Analyses of the breadth and specificity of virus-specific CD8+ T cell responses associated with control of HIV have largely relied on measurement of cytokine secretion by effector T cells. These have resulted in the identification of HIV elite controllers with low or absent responses in which non-T-cell mechanisms of control have been suggested. However, successful control of HIV infection may be associated with central memory T cells, which have not been consistently examined in these individuals. Gag-specific T cells were characterized using a peptide-based cultured enzyme-linked immunosorbent spot assay (ELISpot). Peripheral blood mononuclear cells from HIV elite controllers (n = 10), progressors (n = 12), and antiretroviral-treated individuals (n = 9) were cultured with overlapping peptides for 12 days.

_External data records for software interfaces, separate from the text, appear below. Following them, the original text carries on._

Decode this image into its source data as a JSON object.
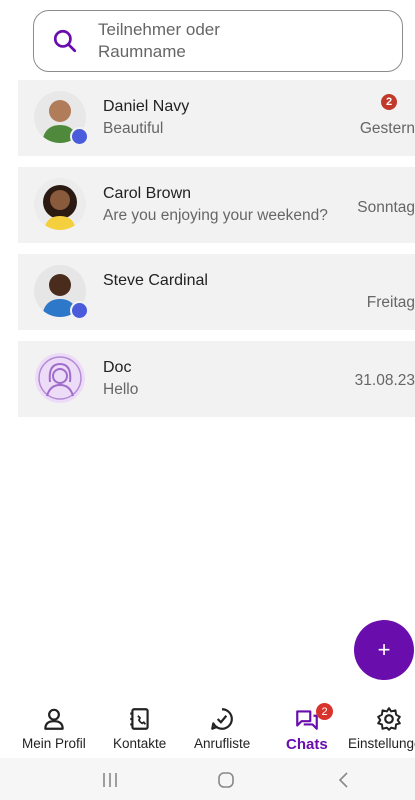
{
  "search": {
    "placeholder": "Teilnehmer oder Raumname"
  },
  "chats": [
    {
      "name": "Daniel Navy",
      "message": "Beautiful",
      "time": "Gestern",
      "unread": "2",
      "online": true,
      "avatar": "person-avatar"
    },
    {
      "name": "Carol Brown",
      "message": "Are you enjoying your weekend?",
      "time": "Sonntag",
      "unread": null,
      "online": false,
      "avatar": "person-avatar"
    },
    {
      "name": "Steve Cardinal",
      "message": "",
      "time": "Freitag",
      "unread": null,
      "online": true,
      "avatar": "person-avatar"
    },
    {
      "name": "Doc",
      "message": "Hello",
      "time": "31.08.23",
      "unread": null,
      "online": false,
      "avatar": "bot-avatar"
    }
  ],
  "fab": {
    "label": "+"
  },
  "nav": {
    "items": [
      {
        "label": "Mein Profil",
        "icon": "person-icon"
      },
      {
        "label": "Kontakte",
        "icon": "contacts-book-icon"
      },
      {
        "label": "Anrufliste",
        "icon": "call-history-icon"
      },
      {
        "label": "Chats",
        "icon": "chat-bubbles-icon",
        "badge": "2",
        "active": true
      },
      {
        "label": "Einstellungen",
        "icon": "gear-icon"
      }
    ]
  },
  "colors": {
    "accent": "#6a0dad",
    "badge": "#d9342b",
    "presence": "#4a5bdc"
  }
}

Specificity was assessed by tetramer staining, functional features of expanded cells were assessed by cytokine secretion, and virus inhibition and phenotypic characteristics were assessed by cell sorting and coculture assays. After peptide stimulation, elite controllers showed a greater number of previously undetectable (new) responses compared to progressors (P = 0.0008). These responses were highly polyfunctional, with 64.5% of responses having 3 to 5 functions. Expandable epitope-specific CD8+ T cells from elite controllers had strong virus inhibitory capacity and predominantly displayed a central memory phenotype. These data indicate that elite controllers with minimal T cell responses harbor a highly functional, broadly directed central memory T cell population that is capable of suppressing HIV in vitro. Comprehensive examination of this cell population could provide insight into the immune responses associated with successful containment of viremia.